You’ve Got (No More) Religious Mail!
I enjoyed the article “These Women Aren’t An Abomination!” (June Church & State). I was particularly intrigued to read about the West Virginia county clerk who felt she had the right to lecture people based on her religious beliefs: “I just told them my opinion. I just felt led to do that. I believe God was standing with me, and that’s just my religious belief.”
I too am a public employee. (I deliver mail for the post office.) But it never occurred to me I had a right to berate my customers based on my beliefs. Now I guess I can feel free to comment on people’s mail: “That religious group asking you for money doesn’t follow the true word, this charity is bogus, that church believes some really stupid things,” etc. I just have to add that I’m exercising my right, and anyone who objects is trying to suppress my religious freedom.
Thank you, Deputy Clerk Debbie Allen, for enlightening me!
—Andrew Mitchell Bloomfield, Conn.
Church, State And Trans Rights
As a firm believer in the constitutionally mandated separation of church and state, and believing that religious liberty can only exist under a purely secular government, I have been a longtime supporter of the important and valuable work done by Americans United for Separation of Church and State. However, your most recent news item and article on supposed discrimation by two states (North Carolina and Texas) against LGBT persons by requiring persons to use the public restroom that matches their biological sex is extremely misguided.
For the record, North Carolina’s much maligned HB2 only applied to publically funded facilities. Private entities remained free to set their own restroom policies. Furthermore, restroom facilities in North Carolina are segregated by anatomy, not gender identity. Proof of this can be found in the physical equipment installed in men’s versus women’s rooms. Furthermore, no one in North Carolina has been denied the use of a restroom, public or private.
Beyond that, it is important to understand that gender identity is pretense. If a person’s gender/sex is to be based on how they self identify, I would proffer that the same could be applied to a person’s age or race. Is it discriminatory to refuse alcohol or cigarette sales to the 14 year old who self identifies as a 25 year old? Is a white male who self identifies as a black female to be availed of affirmative action programs? This is the slippery slope we embark upon when a person’s self-identity is allowed to trump biological science.
I believe that Americans United should rethink its position, or perhaps even refrain from venturing beyond the original stated mission of the organization. Arguing legal rights for personal pretense is not altogether dissimilar to defending religious mythology in our laws.

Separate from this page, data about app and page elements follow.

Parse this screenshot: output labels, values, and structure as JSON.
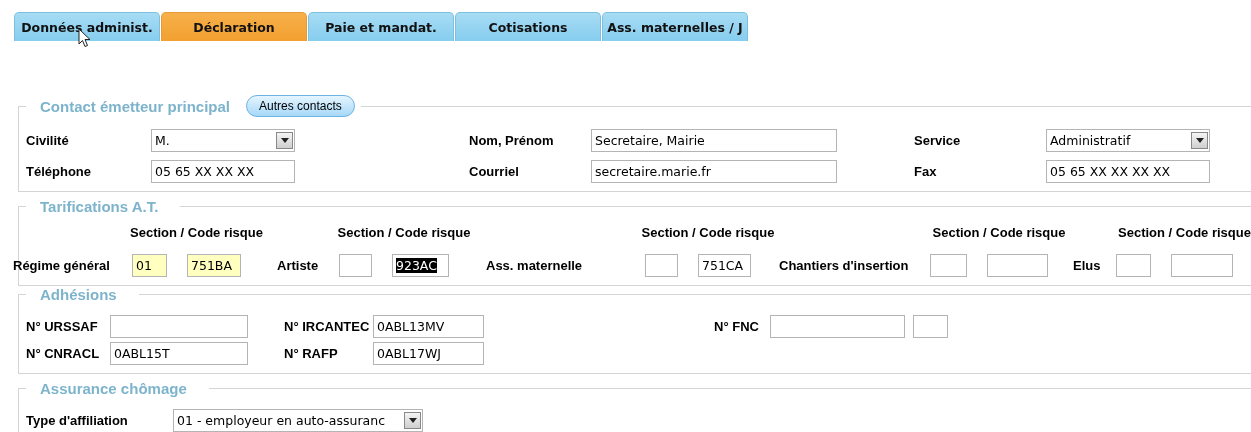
{
  "tabs": [
    {
      "label": "Données administ.",
      "selected": false
    },
    {
      "label": "Déclaration",
      "selected": true
    },
    {
      "label": "Paie et mandat.",
      "selected": false
    },
    {
      "label": "Cotisations",
      "selected": false
    },
    {
      "label": "Ass. maternelles / J",
      "selected": false
    }
  ],
  "sections": [
    {
      "kind": "contact",
      "title": "Contact émetteur principal",
      "button": "Autres contacts",
      "rows": [
        {
          "items": [
            {
              "label": "Civilité",
              "fields": [
                {
                  "kind": "select",
                  "value": "M."
                }
              ]
            },
            {
              "label": "Nom, Prénom",
              "fields": [
                {
                  "kind": "text",
                  "value": "Secretaire, Mairie"
                }
              ]
            },
            {
              "label": "Service",
              "fields": [
                {
                  "kind": "select",
                  "value": "Administratif"
                }
              ]
            }
          ]
        },
        {
          "items": [
            {
              "label": "Téléphone",
              "fields": [
                {
                  "kind": "text",
                  "value": "05 65 XX XX XX"
                }
              ]
            },
            {
              "label": "Courriel",
              "fields": [
                {
                  "kind": "text",
                  "value": "secretaire.marie.fr"
                }
              ]
            },
            {
              "label": "Fax",
              "fields": [
                {
                  "kind": "text",
                  "value": "05 65 XX XX XX XX"
                }
              ]
            }
          ]
        }
      ]
    },
    {
      "kind": "tarif",
      "title": "Tarifications A.T.",
      "headers": [
        "Section / Code risque",
        "Section / Code risque",
        "Section / Code risque",
        "Section / Code risque",
        "Section / Code risque"
      ],
      "rows": [
        {
          "items": [
            {
              "label": "Régime général",
              "fields": [
                {
                  "kind": "text",
                  "value": "01",
                  "highlighted": true,
                  "text_selected": false
                },
                {
                  "kind": "text",
                  "value": "751BA",
                  "highlighted": true,
                  "text_selected": false
                }
              ]
            },
            {
              "label": "Artiste",
              "fields": [
                {
                  "kind": "text",
                  "highlighted": false
                },
                {
                  "kind": "text",
                  "value": "923AC",
                  "highlighted": false,
                  "text_selected": true
                }
              ]
            },
            {
              "label": "Ass. maternelle",
              "fields": [
                {
                  "kind": "text",
                  "highlighted": false
                },
                {
                  "kind": "text",
                  "value": "751CA",
                  "highlighted": false,
                  "text_selected": false
                }
              ]
            },
            {
              "label": "Chantiers d'insertion",
              "fields": [
                {
                  "kind": "text",
                  "highlighted": false
                },
                {
                  "kind": "text",
                  "highlighted": false
                }
              ]
            },
            {
              "label": "Elus",
              "fields": [
                {
                  "kind": "text",
                  "highlighted": false
                },
                {
                  "kind": "text",
                  "highlighted": false
                }
              ]
            }
          ]
        }
      ]
    },
    {
      "kind": "adhesion",
      "title": "Adhésions",
      "rows": [
        {
          "items": [
            {
              "label": "N° URSSAF",
              "fields": [
                {
                  "kind": "text"
                }
              ]
            },
            {
              "label": "N° IRCANTEC",
              "fields": [
                {
                  "kind": "text",
                  "value": "0ABL13MV"
                }
              ]
            },
            {
              "label": "N° FNC",
              "fields": [
                {
                  "kind": "text"
                },
                {
                  "kind": "text"
                }
              ]
            }
          ]
        },
        {
          "items": [
            {
              "label": "N° CNRACL",
              "fields": [
                {
                  "kind": "text",
                  "value": "0ABL15T"
                }
              ]
            },
            {
              "label": "N° RAFP",
              "fields": [
                {
                  "kind": "text",
                  "value": "0ABL17WJ"
                }
              ]
            }
          ]
        }
      ]
    },
    {
      "kind": "chomage",
      "title": "Assurance chômage",
      "rows": [
        {
          "items": [
            {
              "label": "Type d'affiliation",
              "fields": [
                {
                  "kind": "select",
                  "value": "01 - employeur en auto-assuranc"
                }
              ]
            }
          ]
        }
      ]
    }
  ]
}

—Tom Kirkman III High Point, N.C.
Editor’s Note: Americans United’s involvement in transgender rights is summed up well on our Protect Thy Neighbor website: “Religion is being used as an excuse to undermine nondiscrimination protections for transgender people. Although there is an increasing public awareness of issues relating to gender identity and expression, there are currently few legal protections for transgender people. And we seeing efforts to thwart progress, including invoking religion as a reason to block the passage of new nondiscrimination provisions and to undermine existing legal protections. We are fighting back because we believe that religion should not be used as an excuse to deny basic equality to our LGBTQ neighbors.”
Habits Aren’t ‘Clerical’ Garb
Thanks for your recent article on the history of AU (“Seventy Years of Separation,” July-August Church & State). I have one quibble: You said New Mexico nuns were wearing “clerical garb.” Unless they were dressing up in priests’ vestments – which would be another story altogether! – nuns and all Roman Catholic women are prohibited from being clerics. It’s an issue outside the purview of AU, but significant nonetheless. As this took place before Vatican II, they were undoubtedly wearing religious habits.
—Bill R. Douglas Des Moines, Iowa
Grand Canyon: Millions, Not Billions
I spent the second day of my retirement reading the July-August issue of Church & State. I am glad to belong! One correction, however: I believe the accepted science is the Grand Canyon has been cut over millions of years, not billions. (“Creationist Sues After Being Denied Access To Rocks In Grand Canyon,” People & Events) I think I caught this as we recently had a great trip to southern Utah, and we saw the Grand Canyon itself a couple of years ago.
—Bill Marker Baltimore, Md.
The article “Grimm Grievances” in the July-August issue of Church & State contained an error. Ethan Cantrell won second place in the Americans United essay contest. Autumn Jenkins won third place.